The flag was designed by Ngakma Nor’dzin and Ngakpa ’ö-Dzin, who felt it was significant that Bhutan and Wales each feature a dragon in their respective flags. When they came across different combination flags on social media, this provided the initial spark for them to create the Drala Jong flag. Ngakma Nor’dzin started the design process, she played around with the number of stripes, their order, where they meet at the top and bottom, the size of the yungdrung and the dragons, and so on. The number nine has a particular meaning for the Aro gTer Lineage, so she decided to use nine rays of each colour. Also the exact choice of colours is slightly different than those in the original flags. One particular problem was that the white dragon tended to look slightly smaller than the red dragon even though technically they were exactly the same size. The solution that Ngakma Nor’dzin found was to slightly distort the shape of the Bhutanese dragon and to make the lines heavier. Ngakpa ’ö-Dzin actually found out that there are various versions of dragons used for the Bhutanese flag, so it is not entirely inappropriate to use an alternate dragon design that has a more substantial feel to it. Finally, Ngakma Nor’dzin thought that the red dragon looked too static in comparison to the dynamism of the white one, which she improved by simply rotating the red dragon a little.

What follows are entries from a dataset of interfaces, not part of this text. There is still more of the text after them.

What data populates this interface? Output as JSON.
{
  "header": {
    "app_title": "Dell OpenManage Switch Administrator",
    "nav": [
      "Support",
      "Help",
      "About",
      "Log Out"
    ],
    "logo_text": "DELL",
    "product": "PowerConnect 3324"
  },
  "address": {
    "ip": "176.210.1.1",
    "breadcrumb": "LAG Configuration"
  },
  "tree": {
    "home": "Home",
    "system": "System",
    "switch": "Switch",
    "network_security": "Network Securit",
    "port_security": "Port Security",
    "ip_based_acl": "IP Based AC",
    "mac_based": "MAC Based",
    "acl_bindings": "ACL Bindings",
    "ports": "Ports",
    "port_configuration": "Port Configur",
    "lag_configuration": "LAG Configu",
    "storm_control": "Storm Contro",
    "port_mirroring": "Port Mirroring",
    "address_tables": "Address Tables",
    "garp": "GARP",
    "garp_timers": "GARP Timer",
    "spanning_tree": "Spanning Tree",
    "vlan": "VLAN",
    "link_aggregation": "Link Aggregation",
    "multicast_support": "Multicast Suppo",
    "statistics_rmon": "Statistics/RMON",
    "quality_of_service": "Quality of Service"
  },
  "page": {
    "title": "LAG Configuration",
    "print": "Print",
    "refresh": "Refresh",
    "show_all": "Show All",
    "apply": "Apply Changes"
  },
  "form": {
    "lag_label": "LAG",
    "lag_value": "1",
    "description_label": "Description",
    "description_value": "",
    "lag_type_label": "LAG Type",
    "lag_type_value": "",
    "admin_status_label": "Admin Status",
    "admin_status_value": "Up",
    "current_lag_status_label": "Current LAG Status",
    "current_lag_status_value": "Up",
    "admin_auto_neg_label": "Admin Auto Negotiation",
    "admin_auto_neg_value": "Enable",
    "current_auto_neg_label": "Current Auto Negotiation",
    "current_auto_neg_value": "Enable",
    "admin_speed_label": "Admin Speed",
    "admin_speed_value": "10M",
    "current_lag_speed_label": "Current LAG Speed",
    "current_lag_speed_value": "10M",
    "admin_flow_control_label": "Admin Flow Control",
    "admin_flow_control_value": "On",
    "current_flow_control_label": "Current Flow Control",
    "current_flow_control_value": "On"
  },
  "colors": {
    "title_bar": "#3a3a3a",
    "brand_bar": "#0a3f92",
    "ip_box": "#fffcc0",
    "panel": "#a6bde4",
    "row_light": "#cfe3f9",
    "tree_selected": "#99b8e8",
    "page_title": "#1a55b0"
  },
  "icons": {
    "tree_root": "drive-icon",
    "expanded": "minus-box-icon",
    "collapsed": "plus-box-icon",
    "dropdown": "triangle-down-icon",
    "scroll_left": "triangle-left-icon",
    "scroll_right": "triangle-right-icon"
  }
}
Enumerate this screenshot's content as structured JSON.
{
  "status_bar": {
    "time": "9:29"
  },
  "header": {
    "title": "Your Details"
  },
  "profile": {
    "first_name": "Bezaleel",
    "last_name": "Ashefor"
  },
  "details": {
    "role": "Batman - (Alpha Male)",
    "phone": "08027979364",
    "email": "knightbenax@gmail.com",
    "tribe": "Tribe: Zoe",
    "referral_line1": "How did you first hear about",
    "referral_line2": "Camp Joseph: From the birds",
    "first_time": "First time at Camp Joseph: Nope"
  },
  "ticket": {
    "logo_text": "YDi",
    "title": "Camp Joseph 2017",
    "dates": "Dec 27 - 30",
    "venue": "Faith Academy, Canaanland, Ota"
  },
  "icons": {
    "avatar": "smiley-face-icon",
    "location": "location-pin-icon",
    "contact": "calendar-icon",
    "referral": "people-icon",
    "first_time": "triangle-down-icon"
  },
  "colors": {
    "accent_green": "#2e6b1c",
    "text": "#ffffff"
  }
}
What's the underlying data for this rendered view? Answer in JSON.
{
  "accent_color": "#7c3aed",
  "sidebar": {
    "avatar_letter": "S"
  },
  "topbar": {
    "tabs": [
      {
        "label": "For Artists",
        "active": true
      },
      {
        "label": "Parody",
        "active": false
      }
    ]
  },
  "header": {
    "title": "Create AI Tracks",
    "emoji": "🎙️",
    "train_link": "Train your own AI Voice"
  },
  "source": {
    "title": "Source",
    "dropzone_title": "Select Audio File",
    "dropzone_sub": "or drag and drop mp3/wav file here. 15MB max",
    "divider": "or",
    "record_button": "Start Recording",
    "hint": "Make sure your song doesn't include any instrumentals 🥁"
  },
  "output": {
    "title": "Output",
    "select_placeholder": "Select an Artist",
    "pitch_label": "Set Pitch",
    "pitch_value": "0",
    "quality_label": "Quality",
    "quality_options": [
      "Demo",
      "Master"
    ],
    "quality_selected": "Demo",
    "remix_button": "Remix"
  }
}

The creation of this flag is a wonderful example of how the creative process works in practice. At the beginning there was an idea which was then elaborated upon, and which step by step led to the resulting flag which will soon fly over the lands of Drala Jong. The entire creative process evolved in close discussion with Ngak’chang Rinpoche and Khandro Déchen. In a similar way many craft projects are realised within the Aro gTer Lineage and this is also the way in which Drala Jong will unfold over the next decades.